from the Craig-has-apparently-been-stockpiling-stupid dept
Former revenge porn site operator/lawyer impersonator Craig Brittain is once again engaged in some DMCA abuse. A couple of years ago, Brittain issued bogus DMCA notices in hopes of whitewashing his past. Along with posts at Popehat, Vice, Huffington Post, Ars Technica, and Reddit, Brittain asked Google to delist the FTC’s press release about its settlement with Brittain over his revenge porn misdeeds.
It didn’t work, obviously. A new set of stories highlighting Brittain’s sordid past swiftly filled up any gaps in the revenge porn purveyor’s vanity Google searches.
Popehat reports Brittain has apparently learned nothing from his last Streisanding. Brittain is once again issuing bogus takedown notices — this time on behalf of his alt-right ride-sharing pipe dream, Dryvyng. (Pronounced “dryheaving.”)
Here’s a bit more background on that particular “business venture” from Ken White:
More recently, Craig has embarked on two simultaneous paths: the path of a social critic and aspiring pseudo-journalist seeking investors to back his anarcho-capitalist critique of society, and aspiring CEO of Uber competitor “Dryvyng,” a business devoted to the proposition that if you’d like a ride you ought to order one from a pathological revenge porn extortionist with a searing hatred of women and humanity in general. Craigbo has sought to raise capital for Dryvyng through disturbed and bigoted tirades at venture capitalists. Perhaps prolonged exposure to MRA rhetoric led him to believe that negging was a viable strategy for developing startup capital. Conclusion: nah, bro. Nah.
It’s this “company” that Craig has issued the DMCA notices for. Apparently, he’s none too thrilled at the lack of positive press for his hypothetical ride-sharing startup and has once again asked Google to delist all sorts of things he has no business asking to be delisted. Dean Jones of Shooting the Messenger is the person who originally discovered a handful of notices sent by “Dryvyng,” all of which feature petulant commentary not normally found in legal paperwork.
Business Insider is fake news and the “investor” was actually a paid internet troll. Internet trolls (who have no money to invest) deserve to get cussed out. Please remove this libelous, slanderous article about my company immediately.
Fake, slanderous, libelous article defaming me and my company and abusing copyrighted material. Fusion is a fake news website run by left-wing social justice warriors with the aim of defaming conservatives and libertarians.

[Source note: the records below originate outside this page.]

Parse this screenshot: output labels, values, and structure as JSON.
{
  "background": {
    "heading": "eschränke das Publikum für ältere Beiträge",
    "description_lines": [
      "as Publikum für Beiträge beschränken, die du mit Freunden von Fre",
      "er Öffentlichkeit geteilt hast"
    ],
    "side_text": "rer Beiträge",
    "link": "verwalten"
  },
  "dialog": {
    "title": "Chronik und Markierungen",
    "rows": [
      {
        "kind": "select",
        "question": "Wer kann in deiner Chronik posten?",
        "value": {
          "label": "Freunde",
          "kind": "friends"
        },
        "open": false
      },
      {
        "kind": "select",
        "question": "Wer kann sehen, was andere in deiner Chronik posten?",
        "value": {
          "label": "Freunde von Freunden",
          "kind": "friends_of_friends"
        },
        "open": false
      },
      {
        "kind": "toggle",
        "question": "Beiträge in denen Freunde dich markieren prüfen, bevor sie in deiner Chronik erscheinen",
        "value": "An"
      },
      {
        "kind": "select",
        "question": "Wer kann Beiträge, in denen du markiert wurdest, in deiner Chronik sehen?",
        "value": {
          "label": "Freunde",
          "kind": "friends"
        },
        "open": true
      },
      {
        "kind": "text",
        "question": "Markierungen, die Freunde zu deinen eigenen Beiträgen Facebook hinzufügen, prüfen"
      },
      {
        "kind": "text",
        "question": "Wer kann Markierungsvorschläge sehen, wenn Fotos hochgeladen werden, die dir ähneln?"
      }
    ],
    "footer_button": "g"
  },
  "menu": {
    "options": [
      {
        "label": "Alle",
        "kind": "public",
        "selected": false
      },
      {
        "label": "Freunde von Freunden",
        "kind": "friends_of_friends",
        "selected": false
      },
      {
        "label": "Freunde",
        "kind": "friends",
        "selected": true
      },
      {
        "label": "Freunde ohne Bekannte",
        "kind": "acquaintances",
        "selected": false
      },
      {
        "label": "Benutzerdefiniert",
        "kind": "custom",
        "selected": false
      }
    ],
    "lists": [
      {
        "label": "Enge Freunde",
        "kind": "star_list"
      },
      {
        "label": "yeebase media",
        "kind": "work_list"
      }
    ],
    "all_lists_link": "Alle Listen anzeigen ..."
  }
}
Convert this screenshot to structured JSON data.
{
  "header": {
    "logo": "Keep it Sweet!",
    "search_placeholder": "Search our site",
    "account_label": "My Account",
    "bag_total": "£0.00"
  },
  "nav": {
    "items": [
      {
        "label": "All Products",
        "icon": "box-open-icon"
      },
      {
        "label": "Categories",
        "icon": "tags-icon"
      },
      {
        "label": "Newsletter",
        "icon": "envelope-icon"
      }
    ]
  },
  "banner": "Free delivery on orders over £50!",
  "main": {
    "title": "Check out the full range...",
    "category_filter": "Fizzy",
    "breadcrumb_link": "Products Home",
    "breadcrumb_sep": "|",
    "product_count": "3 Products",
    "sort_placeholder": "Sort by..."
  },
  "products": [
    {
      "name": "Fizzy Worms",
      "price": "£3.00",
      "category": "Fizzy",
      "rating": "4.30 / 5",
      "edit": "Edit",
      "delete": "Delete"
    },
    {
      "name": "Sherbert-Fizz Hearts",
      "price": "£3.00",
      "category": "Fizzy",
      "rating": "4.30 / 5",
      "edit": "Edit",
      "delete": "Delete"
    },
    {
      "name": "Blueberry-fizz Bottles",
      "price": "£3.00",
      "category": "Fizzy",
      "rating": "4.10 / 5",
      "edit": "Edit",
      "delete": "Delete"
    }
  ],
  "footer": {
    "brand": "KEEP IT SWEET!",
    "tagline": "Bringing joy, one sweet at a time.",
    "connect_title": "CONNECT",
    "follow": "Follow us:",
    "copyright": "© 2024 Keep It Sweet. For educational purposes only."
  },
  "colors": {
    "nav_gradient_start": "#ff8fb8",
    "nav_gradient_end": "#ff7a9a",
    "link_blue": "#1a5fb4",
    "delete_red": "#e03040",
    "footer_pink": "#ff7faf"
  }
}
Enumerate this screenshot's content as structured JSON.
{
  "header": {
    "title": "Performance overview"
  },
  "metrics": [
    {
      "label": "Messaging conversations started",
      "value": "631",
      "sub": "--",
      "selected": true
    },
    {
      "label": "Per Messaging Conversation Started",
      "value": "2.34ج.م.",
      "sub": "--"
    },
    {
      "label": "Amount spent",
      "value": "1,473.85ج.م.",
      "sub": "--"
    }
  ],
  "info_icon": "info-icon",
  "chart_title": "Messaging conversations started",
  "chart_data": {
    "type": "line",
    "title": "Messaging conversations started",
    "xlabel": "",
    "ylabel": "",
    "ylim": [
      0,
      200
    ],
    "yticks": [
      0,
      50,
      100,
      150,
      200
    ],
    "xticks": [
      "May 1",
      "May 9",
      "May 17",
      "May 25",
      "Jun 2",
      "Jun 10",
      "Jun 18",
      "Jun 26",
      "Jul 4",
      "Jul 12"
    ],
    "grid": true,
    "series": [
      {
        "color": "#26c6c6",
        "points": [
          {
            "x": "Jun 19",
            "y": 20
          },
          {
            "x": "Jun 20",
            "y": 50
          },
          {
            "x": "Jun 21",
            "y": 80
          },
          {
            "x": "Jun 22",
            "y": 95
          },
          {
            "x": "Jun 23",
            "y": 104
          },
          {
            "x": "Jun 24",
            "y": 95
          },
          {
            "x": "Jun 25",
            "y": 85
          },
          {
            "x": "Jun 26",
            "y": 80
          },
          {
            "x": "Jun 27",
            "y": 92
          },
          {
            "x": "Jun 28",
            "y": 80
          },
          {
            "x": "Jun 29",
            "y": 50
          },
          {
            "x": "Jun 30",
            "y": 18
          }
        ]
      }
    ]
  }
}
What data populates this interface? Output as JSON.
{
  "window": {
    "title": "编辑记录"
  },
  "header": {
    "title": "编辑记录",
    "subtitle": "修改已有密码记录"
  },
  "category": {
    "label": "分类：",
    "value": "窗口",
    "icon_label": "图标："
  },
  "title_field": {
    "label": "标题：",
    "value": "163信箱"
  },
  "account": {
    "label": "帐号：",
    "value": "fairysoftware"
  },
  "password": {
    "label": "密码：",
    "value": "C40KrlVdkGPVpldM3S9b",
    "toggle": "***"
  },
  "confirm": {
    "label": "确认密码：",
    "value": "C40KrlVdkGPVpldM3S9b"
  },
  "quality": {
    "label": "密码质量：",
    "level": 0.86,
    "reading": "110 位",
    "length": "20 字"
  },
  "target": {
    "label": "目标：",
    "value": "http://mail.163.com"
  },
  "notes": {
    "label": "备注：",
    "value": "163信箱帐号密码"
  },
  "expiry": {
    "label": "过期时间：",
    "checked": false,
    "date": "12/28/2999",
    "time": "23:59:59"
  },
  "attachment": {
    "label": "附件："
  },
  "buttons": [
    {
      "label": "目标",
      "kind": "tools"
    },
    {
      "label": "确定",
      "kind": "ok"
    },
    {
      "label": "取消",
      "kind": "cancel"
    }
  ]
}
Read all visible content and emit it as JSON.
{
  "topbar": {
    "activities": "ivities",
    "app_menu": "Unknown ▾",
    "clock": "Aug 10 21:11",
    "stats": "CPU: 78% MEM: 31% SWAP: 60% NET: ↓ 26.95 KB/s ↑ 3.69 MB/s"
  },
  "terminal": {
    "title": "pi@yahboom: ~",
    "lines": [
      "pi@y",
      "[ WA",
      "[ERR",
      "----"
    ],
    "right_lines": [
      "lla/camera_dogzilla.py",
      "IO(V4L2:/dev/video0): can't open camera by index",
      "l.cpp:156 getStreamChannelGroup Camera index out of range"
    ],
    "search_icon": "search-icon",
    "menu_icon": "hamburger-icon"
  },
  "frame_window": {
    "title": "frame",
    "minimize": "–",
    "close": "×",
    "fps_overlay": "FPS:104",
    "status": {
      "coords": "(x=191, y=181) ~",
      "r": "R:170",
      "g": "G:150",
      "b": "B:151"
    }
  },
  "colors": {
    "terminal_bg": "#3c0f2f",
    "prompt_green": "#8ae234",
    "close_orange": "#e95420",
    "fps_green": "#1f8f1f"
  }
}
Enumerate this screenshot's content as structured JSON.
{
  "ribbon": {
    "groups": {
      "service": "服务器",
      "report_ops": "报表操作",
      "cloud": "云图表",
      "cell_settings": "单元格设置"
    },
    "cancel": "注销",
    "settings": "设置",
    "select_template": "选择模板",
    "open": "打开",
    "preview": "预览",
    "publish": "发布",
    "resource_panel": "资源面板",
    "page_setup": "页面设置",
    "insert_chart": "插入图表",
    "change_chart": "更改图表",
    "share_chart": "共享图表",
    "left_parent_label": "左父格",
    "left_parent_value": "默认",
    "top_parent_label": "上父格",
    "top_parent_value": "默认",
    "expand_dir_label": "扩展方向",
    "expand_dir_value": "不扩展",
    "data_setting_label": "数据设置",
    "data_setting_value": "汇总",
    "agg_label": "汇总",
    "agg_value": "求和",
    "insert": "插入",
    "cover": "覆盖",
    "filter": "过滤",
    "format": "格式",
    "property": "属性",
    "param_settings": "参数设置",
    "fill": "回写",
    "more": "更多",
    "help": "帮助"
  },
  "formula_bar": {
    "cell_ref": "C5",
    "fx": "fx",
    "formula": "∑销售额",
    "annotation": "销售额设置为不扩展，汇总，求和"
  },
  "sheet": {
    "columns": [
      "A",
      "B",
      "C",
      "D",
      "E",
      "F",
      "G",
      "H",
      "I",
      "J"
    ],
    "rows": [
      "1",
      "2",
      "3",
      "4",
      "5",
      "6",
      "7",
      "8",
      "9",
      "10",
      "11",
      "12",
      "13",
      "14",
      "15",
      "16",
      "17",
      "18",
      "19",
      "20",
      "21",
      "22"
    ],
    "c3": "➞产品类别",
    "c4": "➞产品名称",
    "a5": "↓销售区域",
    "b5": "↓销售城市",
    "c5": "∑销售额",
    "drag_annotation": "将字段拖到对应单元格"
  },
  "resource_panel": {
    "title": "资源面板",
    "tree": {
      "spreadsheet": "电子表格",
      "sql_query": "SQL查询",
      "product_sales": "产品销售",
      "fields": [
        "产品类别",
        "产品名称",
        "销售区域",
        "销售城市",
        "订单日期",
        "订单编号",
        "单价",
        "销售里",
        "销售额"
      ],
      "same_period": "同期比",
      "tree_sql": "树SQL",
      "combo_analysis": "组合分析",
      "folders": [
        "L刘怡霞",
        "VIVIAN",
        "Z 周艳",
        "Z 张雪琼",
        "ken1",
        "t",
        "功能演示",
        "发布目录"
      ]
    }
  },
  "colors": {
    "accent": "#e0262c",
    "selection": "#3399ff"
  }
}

Brittain doubled up on both of those requests by sending two more notices demanding the entire sites be delisted. But it really doesn’t get any better/sadder than this one, targeting a Wikipedia article:
Slanderous, libelous and deliberately misleading Wikipedia entry designed to defame and libel me and my company. Please permanently remove this page (and all of Wikipedia itself, which is a left-wing hive for slander and libel) from Google.
In this case, the DMCA notice targets nothing about Dryvyng, but instead the site’s article about Brittain’s revenge porn site.
In every case, the accusation is internet libelslander, which can’t be touched by DMCA notices. The reason is in the name of the notice itself: Digital Millennium COPYRIGHT Act. But when you’re angry at the internet, any fill-in-the-blank form will do. Even if Brittain had used the proper paperwork, Google would be under no obligation to delist the alleged slander, thanks to Section 230 of the CDA.
It’s no surprise Brittain’s attempt to pass himself off as David Blade, Esq. went so badly. He obviously has zero legal acumen. If you’re going to beclown yourself with bogus notices, at least try to do so somewhat competently. Sure, the outcome won’t change, but at least you won’t look like even more of an idiot than you already do.